Young guys in dusty polo shirts. New moms holding their babies. Grandmas in bright head wraps. They've all gathered in a clearing for one of the village meetings when something remarkable happens. Practically every person's cellphone starts tinkling.
It's a text alert from an American charity called GiveDirectly. Last fall, GiveDirectly announced that it will give every adult in this impoverished village in Kenya an extra $22 each month for the next 12 years—with no strings attached. The money is wired to bank accounts linked to each villager's phone. The alert is the signal that the latest payment has posted. Everyone starts cheering. Some of the younger women break into song.

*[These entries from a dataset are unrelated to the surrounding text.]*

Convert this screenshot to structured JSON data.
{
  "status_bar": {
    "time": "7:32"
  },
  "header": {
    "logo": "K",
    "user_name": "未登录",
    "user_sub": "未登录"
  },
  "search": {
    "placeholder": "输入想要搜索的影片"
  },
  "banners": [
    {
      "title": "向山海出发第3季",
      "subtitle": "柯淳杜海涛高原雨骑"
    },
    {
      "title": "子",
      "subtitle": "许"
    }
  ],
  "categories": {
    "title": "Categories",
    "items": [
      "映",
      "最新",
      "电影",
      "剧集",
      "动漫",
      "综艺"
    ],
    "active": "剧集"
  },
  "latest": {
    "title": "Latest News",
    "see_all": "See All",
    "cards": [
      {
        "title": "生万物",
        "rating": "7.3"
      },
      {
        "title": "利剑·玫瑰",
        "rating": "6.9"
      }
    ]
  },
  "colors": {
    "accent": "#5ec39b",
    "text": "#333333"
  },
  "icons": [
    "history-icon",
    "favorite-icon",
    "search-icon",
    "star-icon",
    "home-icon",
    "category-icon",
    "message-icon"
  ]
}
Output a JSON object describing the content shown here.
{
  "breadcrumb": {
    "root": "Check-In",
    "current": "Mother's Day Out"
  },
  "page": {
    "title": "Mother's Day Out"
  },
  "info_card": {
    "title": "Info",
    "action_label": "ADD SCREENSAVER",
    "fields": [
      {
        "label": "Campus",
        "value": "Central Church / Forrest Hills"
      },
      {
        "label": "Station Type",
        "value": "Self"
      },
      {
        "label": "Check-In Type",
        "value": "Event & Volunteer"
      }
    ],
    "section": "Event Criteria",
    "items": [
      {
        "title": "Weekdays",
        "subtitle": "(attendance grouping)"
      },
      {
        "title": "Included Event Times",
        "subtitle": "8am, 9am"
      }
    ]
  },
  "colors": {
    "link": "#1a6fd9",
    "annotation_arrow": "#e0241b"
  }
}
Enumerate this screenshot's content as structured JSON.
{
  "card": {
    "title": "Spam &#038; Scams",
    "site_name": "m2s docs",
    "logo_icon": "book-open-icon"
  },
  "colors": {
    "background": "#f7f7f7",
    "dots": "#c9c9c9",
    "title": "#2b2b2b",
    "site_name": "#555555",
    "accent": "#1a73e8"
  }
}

The payouts are part of a grand and unprecedented experiment that is motivated by an equally sweeping question: What if our entire approach to helping the world's poorest people is fundamentally flawed?